John C. Flickinger, Thomas Jefferson University


Over the last decade, it has become evident that the immune system can be leveraged in the fight against cancer. Indeed, engaging the immune system through immune checkpoint inhibitor therapy has generated unprecedented results and revolutionized cancer drug development. However, effective therapies for many cancers, such as metastatic colorectal cancer (CRC), are still lacking. In this context, we have developed a vaccine against metastatic CRC for individuals with a high-risk of developing this disease. This vaccine targets the tumor-associated antigen guanylyl cyclase c (GUCY2C, GCC), an antigen that is near universally expressed in CRC. A phase I clinical trial testing an adenovirus-based GUCY2C vaccine (Ad5-GUCY2C-PADRE) recently demonstrated the ability to safely induce GUCY2C-specific immune responses in patients. While promising, this trial also indicated that the vaccine is hindered in two capacities. The trial showed that 1) some patients possess pre-existing antibodies that neutralize the adenovirus vaccine vector and prevent the induction of GUCY2C-specific immune responses and 2) many patients fail to mount CD4+ T-cell responses to the CD4+ helper T-cell epitope, PADRE, which is necessary for effective GUCY2C-specific immune responses. Here, we evaluate a novel GUCY2C immunization regimen utilizing the chimeric adenovirus Ad5.F35 and the bacterium Listeria monocytogenes (Lm) as vaccine vectors. We demonstrate that this combination induces potent antitumor immunity and is not limited by pre-existing Ad5 or Lm immunity. Moreover, through defining the utility of this vaccination regimen, we uncover novel findings concerning the role of CD4+ helper T-cells during CD8+ T-cell responses and reveal limitations of the popular vaccine vector, Lm. These studies carry implications for the design of GUCY2C vaccines as well as designs for vaccines targeting other cancer or infectious disease antigens.

Subject Area

Oncology|Genetics|Pharmacology|Molecular biology

Recommended Citation
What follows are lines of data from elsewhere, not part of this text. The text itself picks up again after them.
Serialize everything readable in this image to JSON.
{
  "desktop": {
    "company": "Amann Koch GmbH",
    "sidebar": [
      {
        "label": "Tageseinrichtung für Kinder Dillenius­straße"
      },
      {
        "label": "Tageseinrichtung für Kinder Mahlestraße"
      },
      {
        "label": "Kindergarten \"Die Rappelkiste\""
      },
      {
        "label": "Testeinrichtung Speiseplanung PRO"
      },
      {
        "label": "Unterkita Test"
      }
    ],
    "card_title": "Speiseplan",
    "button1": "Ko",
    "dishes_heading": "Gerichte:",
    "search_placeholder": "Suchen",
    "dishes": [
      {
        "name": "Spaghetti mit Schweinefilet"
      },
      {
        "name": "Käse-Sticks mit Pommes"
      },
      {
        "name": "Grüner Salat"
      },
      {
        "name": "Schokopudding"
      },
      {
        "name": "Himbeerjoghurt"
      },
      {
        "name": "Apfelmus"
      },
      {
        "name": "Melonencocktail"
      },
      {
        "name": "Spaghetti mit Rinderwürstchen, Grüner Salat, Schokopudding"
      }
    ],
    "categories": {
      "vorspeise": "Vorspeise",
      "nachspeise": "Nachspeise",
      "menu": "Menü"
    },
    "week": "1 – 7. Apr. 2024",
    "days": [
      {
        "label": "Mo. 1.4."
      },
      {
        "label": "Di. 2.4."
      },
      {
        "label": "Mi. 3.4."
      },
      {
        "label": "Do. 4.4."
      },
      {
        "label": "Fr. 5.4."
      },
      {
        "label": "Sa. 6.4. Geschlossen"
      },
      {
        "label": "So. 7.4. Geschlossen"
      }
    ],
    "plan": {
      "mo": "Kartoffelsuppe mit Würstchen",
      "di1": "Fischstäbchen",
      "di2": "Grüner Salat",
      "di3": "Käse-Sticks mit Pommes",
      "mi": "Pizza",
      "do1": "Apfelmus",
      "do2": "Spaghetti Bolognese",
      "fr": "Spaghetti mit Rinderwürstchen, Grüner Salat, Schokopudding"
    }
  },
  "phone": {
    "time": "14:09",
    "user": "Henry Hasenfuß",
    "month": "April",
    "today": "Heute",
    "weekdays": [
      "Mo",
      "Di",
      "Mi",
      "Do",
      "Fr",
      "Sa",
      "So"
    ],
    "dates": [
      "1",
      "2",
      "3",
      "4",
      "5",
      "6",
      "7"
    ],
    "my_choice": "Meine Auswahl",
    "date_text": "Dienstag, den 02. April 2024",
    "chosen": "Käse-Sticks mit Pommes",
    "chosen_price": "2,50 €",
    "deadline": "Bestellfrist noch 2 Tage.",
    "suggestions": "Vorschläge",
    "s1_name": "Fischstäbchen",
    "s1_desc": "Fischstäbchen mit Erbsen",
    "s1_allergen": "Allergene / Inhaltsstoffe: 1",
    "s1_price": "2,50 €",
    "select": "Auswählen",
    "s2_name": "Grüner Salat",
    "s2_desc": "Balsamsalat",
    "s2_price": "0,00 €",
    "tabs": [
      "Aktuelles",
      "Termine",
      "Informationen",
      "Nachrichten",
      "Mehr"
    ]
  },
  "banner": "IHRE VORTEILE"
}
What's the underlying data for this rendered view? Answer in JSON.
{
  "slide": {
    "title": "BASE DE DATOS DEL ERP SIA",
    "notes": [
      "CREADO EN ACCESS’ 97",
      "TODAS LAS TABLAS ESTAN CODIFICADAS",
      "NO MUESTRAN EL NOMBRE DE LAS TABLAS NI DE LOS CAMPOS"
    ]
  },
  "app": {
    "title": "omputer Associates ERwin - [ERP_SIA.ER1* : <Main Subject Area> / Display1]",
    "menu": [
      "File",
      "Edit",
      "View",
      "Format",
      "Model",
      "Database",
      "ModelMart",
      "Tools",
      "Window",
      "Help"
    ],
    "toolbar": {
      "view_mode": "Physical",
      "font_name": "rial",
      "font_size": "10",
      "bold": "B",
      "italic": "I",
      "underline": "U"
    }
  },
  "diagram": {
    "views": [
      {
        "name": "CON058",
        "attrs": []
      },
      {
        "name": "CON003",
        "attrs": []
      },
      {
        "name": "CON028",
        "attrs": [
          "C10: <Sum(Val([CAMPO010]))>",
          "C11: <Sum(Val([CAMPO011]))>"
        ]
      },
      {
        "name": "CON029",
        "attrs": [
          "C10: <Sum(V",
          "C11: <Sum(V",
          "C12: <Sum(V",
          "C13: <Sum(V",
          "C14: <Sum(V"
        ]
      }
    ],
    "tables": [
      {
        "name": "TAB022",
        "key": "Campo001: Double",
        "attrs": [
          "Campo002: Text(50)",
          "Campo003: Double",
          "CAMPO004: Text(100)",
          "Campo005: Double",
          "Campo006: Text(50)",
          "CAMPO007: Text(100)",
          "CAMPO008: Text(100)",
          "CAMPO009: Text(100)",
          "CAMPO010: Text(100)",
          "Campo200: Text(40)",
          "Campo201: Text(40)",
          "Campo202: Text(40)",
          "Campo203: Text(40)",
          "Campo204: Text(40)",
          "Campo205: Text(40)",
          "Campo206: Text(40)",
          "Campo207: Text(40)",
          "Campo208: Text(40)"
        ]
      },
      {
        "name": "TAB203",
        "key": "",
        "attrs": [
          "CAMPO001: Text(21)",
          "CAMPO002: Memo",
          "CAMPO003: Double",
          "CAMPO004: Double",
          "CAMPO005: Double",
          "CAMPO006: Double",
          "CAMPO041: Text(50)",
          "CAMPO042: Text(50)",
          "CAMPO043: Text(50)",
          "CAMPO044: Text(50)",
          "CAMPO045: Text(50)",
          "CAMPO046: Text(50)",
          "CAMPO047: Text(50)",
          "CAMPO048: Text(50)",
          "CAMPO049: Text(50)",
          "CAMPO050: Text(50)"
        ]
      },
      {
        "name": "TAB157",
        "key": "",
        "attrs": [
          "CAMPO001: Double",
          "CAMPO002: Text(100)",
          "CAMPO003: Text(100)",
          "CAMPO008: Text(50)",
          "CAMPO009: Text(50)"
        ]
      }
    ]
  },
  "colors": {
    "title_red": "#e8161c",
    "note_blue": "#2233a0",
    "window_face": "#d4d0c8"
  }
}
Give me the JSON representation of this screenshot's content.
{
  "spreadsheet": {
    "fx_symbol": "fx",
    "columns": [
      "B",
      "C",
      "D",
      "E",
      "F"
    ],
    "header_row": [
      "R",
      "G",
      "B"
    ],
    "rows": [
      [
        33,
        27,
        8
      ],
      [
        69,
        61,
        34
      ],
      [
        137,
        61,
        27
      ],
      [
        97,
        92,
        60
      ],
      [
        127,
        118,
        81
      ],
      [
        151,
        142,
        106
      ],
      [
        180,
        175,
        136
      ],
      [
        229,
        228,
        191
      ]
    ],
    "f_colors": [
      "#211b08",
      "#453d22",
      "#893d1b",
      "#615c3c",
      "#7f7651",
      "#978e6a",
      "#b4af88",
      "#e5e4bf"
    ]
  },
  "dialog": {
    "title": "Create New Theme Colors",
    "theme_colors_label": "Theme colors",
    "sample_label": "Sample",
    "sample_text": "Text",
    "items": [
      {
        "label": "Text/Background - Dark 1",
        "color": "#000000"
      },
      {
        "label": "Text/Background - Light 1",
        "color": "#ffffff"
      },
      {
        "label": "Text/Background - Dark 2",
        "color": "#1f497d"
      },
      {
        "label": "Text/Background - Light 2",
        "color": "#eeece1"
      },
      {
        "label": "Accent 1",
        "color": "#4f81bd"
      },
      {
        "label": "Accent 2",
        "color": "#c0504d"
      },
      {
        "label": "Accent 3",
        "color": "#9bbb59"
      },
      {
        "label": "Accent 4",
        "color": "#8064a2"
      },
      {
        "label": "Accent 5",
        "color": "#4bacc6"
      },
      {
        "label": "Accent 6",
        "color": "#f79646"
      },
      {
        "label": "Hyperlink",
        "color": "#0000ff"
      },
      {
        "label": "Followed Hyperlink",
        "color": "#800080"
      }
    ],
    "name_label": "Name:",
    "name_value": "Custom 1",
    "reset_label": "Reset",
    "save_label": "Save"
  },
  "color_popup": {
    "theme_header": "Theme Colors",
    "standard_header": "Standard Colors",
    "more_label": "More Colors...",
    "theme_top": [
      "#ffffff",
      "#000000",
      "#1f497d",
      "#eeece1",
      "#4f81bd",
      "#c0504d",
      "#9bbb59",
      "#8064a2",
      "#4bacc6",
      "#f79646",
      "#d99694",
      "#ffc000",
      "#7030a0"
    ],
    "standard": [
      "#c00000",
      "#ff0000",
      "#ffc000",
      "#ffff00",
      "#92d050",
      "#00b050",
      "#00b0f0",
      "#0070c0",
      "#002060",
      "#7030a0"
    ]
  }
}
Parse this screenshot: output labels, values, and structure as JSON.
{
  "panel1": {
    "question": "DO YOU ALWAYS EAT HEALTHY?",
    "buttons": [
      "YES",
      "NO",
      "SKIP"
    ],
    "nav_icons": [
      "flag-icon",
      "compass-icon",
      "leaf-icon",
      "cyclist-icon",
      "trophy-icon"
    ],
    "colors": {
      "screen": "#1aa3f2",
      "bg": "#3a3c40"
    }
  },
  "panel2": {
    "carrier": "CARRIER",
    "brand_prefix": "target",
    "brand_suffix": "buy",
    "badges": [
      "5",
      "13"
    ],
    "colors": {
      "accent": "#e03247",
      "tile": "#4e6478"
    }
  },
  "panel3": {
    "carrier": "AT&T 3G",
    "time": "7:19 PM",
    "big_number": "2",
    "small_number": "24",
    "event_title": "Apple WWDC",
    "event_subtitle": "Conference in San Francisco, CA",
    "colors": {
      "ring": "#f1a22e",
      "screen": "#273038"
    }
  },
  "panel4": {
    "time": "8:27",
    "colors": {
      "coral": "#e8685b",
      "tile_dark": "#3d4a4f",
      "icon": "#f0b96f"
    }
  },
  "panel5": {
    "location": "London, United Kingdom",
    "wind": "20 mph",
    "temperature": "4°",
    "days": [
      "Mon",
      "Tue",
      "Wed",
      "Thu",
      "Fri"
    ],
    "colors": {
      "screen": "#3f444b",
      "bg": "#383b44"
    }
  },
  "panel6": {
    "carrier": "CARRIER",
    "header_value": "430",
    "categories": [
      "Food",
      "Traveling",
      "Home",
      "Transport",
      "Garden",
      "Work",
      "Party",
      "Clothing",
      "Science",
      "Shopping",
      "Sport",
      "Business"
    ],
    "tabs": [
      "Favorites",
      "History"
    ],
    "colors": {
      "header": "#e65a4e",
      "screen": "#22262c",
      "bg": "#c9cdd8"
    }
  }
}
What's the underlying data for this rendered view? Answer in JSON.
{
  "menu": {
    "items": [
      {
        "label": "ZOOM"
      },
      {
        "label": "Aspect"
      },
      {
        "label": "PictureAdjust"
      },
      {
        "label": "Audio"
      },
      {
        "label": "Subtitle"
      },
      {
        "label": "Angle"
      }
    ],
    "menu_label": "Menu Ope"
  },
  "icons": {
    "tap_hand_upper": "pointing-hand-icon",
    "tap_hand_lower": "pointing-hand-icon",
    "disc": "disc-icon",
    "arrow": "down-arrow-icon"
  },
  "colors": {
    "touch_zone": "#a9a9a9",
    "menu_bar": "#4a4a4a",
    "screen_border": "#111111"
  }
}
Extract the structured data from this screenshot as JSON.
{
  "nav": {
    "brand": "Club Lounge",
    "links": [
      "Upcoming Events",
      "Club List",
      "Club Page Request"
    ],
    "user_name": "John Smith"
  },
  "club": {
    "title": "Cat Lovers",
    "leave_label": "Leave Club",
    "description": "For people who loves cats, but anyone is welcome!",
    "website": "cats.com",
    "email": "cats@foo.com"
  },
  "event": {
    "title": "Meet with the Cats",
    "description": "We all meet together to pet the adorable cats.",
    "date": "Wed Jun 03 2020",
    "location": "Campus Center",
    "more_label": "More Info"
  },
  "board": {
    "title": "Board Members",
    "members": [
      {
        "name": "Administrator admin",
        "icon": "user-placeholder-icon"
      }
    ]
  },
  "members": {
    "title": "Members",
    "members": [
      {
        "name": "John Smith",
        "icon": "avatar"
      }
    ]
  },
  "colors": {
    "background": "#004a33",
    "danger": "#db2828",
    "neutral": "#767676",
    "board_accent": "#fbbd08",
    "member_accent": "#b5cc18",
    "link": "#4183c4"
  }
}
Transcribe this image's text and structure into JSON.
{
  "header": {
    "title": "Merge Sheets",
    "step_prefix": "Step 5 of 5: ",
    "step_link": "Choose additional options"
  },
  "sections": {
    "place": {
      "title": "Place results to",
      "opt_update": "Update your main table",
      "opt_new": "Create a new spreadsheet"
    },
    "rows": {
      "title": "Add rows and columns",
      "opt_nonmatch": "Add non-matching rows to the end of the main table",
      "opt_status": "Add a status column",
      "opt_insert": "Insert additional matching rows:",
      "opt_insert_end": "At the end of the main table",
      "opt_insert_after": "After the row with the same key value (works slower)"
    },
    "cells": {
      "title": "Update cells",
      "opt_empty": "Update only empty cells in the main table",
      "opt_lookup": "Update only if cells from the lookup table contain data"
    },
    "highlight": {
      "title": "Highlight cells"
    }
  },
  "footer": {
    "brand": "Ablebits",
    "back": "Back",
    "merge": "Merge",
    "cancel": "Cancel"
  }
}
Flickinger, John C., "Guanylyl Cyclase C Vaccines for Secondary Prevention of Metastatic Colorectal Cancer" (2023). ProQuest ETD Collection - Thomas Jefferson University. AAI28418286.